Dolly Parton once said—brilliantly—of her signature bleached-blonde, boobs-out, giant-hoops-on, red-lipstick-at-the-ready aesthetic, “It costs a lot of money to look this cheap.” A similar principle applies to cultivating a sense of effortlessness in your appearance, which is not and never has been achieved by the actual absence of effort. Fact.
For me and anyone else who has a separate photo album in their phone dedicated to screenshots of French actresses and models who perfectly exemplify the mythical je ne sais quoi as far as hair is concerned (Mélanie Laurent, Clemence Poesy, and Jeanne Damas, if you’re curious), the idea of effortless hair is best summed up as lazy, loose not-quite-waves. Why are the French so good at this? I do not know.
But I do know, and they probably know too, that to get that hair, you’re going to need one of two things: really good genes or really good product. (Both would be ideal, but that’s a lot to ask for.) That’s why I’ve been reaching for Oribe Matte Waves Texture Lotion ($42) before every blow-dry.
A magical potion of sorts that delivers the kind of texture we’ve come to expect from salt sprays without the crunchiness, dryness, or sensation that your hair has instantly become dirty, this lotion gives my fine strands a bit of grip and a boost in definition that coaxes out my natural (very slight) wave.
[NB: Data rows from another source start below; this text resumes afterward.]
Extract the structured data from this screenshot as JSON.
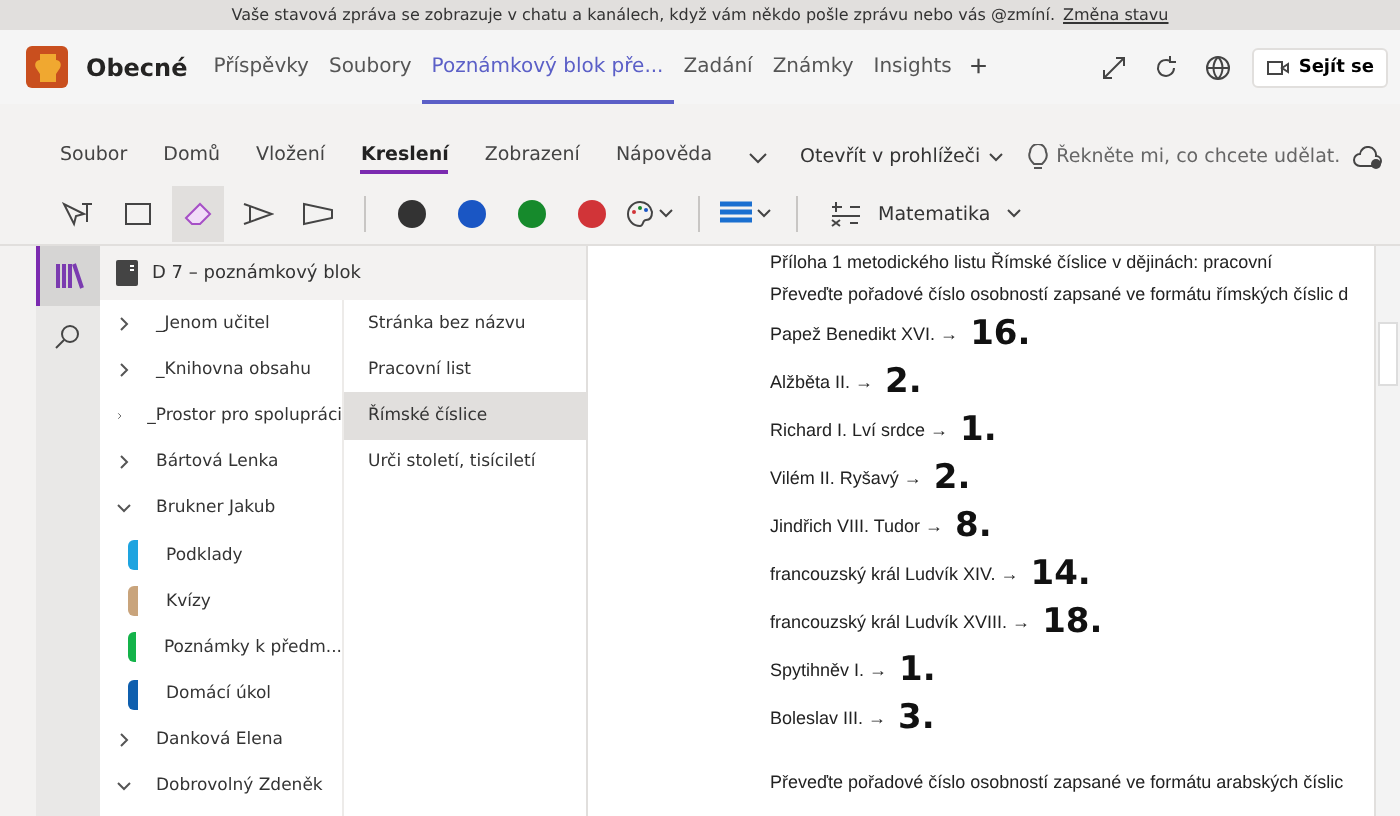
{
  "notice": {
    "text": "Vaše stavová zpráva se zobrazuje v chatu a kanálech, když vám někdo pošle zprávu nebo vás @zmíní.",
    "link": "Změna stavu"
  },
  "header": {
    "channel": "Obecné",
    "tabs": [
      {
        "label": "Příspěvky",
        "selected": false
      },
      {
        "label": "Soubory",
        "selected": false
      },
      {
        "label": "Poznámkový blok pře...",
        "selected": true
      },
      {
        "label": "Zadání",
        "selected": false
      },
      {
        "label": "Známky",
        "selected": false
      },
      {
        "label": "Insights",
        "selected": false
      }
    ],
    "add": "+",
    "meet": "Sejít se"
  },
  "ribbon": {
    "tabs": [
      {
        "label": "Soubor",
        "selected": false
      },
      {
        "label": "Domů",
        "selected": false
      },
      {
        "label": "Vložení",
        "selected": false
      },
      {
        "label": "Kreslení",
        "selected": true
      },
      {
        "label": "Zobrazení",
        "selected": false
      },
      {
        "label": "Nápověda",
        "selected": false
      }
    ],
    "open_in_browser": "Otevřít v prohlížeči",
    "tell_me": {
      "placeholder": "Řekněte mi, co chcete udělat."
    }
  },
  "toolbar": {
    "tools": [
      {
        "kind": "select",
        "selected": false
      },
      {
        "kind": "lasso",
        "selected": false
      },
      {
        "kind": "eraser",
        "selected": true
      },
      {
        "kind": "pen",
        "selected": false
      },
      {
        "kind": "highlighter",
        "selected": false
      }
    ],
    "pens": [
      {
        "color": "#333333"
      },
      {
        "color": "#1a56c4"
      },
      {
        "color": "#168a2c"
      },
      {
        "color": "#d13438"
      }
    ],
    "math": "Matematika"
  },
  "notebook": {
    "title": "D 7 – poznámkový blok",
    "sections": [
      {
        "label": "_Jenom učitel",
        "expanded": false
      },
      {
        "label": "_Knihovna obsahu",
        "expanded": false
      },
      {
        "label": "_Prostor pro spolupráci",
        "expanded": false
      },
      {
        "label": "Bártová Lenka",
        "expanded": false
      },
      {
        "label": "Brukner Jakub",
        "expanded": true,
        "children": [
          {
            "label": "Podklady",
            "color": "#1ea4e0"
          },
          {
            "label": "Kvízy",
            "color": "#c9a47c"
          },
          {
            "label": "Poznámky k předm...",
            "color": "#14b34a"
          },
          {
            "label": "Domácí úkol",
            "color": "#0f5fae"
          }
        ]
      },
      {
        "label": "Danková Elena",
        "expanded": false
      },
      {
        "label": "Dobrovolný Zdeněk",
        "expanded": true
      }
    ],
    "pages": [
      {
        "label": "Stránka bez názvu",
        "selected": false
      },
      {
        "label": "Pracovní list",
        "selected": false
      },
      {
        "label": "Římské číslice",
        "selected": true
      },
      {
        "label": "Urči století, tisíciletí",
        "selected": false
      }
    ]
  },
  "page": {
    "heading": "Příloha 1 metodického listu Římské číslice v dějinách: pracovní",
    "instruction": "Převeďte pořadové číslo osobností zapsané ve formátu římských číslic d",
    "items": [
      {
        "text": "Papež Benedikt XVI. →",
        "answer": "16."
      },
      {
        "text": "Alžběta II. →",
        "answer": "2."
      },
      {
        "text": "Richard I. Lví srdce →",
        "answer": "1."
      },
      {
        "text": "Vilém II. Ryšavý →",
        "answer": "2."
      },
      {
        "text": "Jindřich VIII. Tudor →",
        "answer": "8."
      },
      {
        "text": "francouzský král Ludvík XIV. →",
        "answer": "14."
      },
      {
        "text": "francouzský král Ludvík XVIII. →",
        "answer": "18."
      },
      {
        "text": "Spytihněv I. →",
        "answer": "1."
      },
      {
        "text": "Boleslav III. →",
        "answer": "3."
      }
    ],
    "instruction2": "Převeďte pořadové číslo osobností zapsané ve formátu arabských číslic"
  }
}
The result is hair that looks like it’s supposed to, if your hair was always supposed to look as if you’ve just stepped off the beach or rolled out of bed or some combination thereof.
Because it’s an emulsion rather than a spray or a “mist,” the lotion leaves hair feeling soft to the touch rather than coated in product. A quarter-size amount worked through the lengths of damp, towel-dried hair results in the perfect pieciness, the perfect separation, and a finish that’s matte but still touchable, like hair should be. And the fragrance! Like all things Oribe, it smells like an expensive French Riviera fever dream.
So, yes, there’s some effort involved—I must first put the product in my hair, then work it through, then scrunch it up and twist it around to force it into some kind of shape, which is already way more work than I’d prefer—but this is as close as I’m ever going to get to doing absolutely nothing and ending up with hair that looks like I want it to. If only everything were this easy.